## Action item
Could you output each line of the data that follows exactly?
━━━ Supplied data ━━━
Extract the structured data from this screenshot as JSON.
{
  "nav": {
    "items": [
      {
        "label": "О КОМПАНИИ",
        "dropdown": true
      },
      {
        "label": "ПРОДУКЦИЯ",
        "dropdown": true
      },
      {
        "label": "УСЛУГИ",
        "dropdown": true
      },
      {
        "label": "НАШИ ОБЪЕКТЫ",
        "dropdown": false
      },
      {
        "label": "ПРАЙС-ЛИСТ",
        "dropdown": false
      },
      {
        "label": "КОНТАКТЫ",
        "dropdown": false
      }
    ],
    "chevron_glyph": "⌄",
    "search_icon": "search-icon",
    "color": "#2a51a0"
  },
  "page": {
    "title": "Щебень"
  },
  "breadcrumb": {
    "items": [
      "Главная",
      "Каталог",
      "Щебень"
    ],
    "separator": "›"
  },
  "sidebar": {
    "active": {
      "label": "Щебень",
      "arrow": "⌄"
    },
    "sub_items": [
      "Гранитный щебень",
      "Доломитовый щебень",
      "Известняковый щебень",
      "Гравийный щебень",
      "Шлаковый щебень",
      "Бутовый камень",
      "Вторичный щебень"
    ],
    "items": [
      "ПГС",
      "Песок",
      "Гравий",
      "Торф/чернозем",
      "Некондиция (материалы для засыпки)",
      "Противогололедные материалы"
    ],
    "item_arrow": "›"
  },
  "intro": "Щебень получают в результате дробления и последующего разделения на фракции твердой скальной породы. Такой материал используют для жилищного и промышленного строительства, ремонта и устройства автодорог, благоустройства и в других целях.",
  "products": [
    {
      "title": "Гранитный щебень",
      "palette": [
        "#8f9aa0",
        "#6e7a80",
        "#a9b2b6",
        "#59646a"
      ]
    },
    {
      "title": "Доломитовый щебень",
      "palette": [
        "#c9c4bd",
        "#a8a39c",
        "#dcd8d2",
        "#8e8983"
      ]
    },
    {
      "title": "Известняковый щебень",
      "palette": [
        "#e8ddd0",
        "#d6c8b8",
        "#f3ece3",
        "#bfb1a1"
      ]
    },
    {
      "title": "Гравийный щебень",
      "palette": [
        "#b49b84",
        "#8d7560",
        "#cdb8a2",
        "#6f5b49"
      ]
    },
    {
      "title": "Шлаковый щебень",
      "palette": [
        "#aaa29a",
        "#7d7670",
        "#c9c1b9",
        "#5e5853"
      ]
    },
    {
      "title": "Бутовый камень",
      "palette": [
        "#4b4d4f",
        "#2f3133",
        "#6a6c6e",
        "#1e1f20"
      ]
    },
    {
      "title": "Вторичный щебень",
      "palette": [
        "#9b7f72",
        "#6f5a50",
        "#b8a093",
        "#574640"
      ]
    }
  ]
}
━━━
## Output of the task
Extract the structured data from this screenshot as JSON.
{
  "nav": {
    "items": [
      {
        "label": "О КОМПАНИИ",
        "dropdown": true
      },
      {
        "label": "ПРОДУКЦИЯ",
        "dropdown": true
      },
      {
        "label": "УСЛУГИ",
        "dropdown": true
      },
      {
        "label": "НАШИ ОБЪЕКТЫ",
        "dropdown": false
      },
      {
        "label": "ПРАЙС-ЛИСТ",
        "dropdown": false
      },
      {
        "label": "КОНТАКТЫ",
        "dropdown": false
      }
    ],
    "chevron_glyph": "⌄",
    "search_icon": "search-icon",
    "color": "#2a51a0"
  },
  "page": {
    "title": "Щебень"
  },
  "breadcrumb": {
    "items": [
      "Главная",
      "Каталог",
      "Щебень"
    ],
    "separator": "›"
  },
  "sidebar": {
    "active": {
      "label": "Щебень",
      "arrow": "⌄"
    },
    "sub_items": [
      "Гранитный щебень",
      "Доломитовый щебень",
      "Известняковый щебень",
      "Гравийный щебень",
      "Шлаковый щебень",
      "Бутовый камень",
      "Вторичный щебень"
    ],
    "items": [
      "ПГС",
      "Песок",
      "Гравий",
      "Торф/чернозем",
      "Некондиция (материалы для засыпки)",
      "Противогололедные материалы"
    ],
    "item_arrow": "›"
  },
  "intro": "Щебень получают в результате дробления и последующего разделения на фракции твердой скальной породы. Такой материал используют для жилищного и промышленного строительства, ремонта и устройства автодорог, благоустройства и в других целях.",
  "products": [
    {
      "title": "Гранитный щебень",
      "palette": [
        "#8f9aa0",
        "#6e7a80",
        "#a9b2b6",
        "#59646a"
      ]
    },
    {
      "title": "Доломитовый щебень",
      "palette": [
        "#c9c4bd",
        "#a8a39c",
        "#dcd8d2",
        "#8e8983"
      ]
    },
    {
      "title": "Известняковый щебень",
      "palette": [
        "#e8ddd0",
        "#d6c8b8",
        "#f3ece3",
        "#bfb1a1"
      ]
    },
    {
      "title": "Гравийный щебень",
      "palette": [
        "#b49b84",
        "#8d7560",
        "#cdb8a2",
        "#6f5b49"
      ]
    },
    {
      "title": "Шлаковый щебень",
      "palette": [
        "#aaa29a",
        "#7d7670",
        "#c9c1b9",
        "#5e5853"
      ]
    },
    {
      "title": "Бутовый камень",
      "palette": [
        "#4b4d4f",
        "#2f3133",
        "#6a6c6e",
        "#1e1f20"
      ]
    },
    {
      "title": "Вторичный щебень",
      "palette": [
        "#9b7f72",
        "#6f5a50",
        "#b8a093",
        "#574640"
      ]
    }
  ]
}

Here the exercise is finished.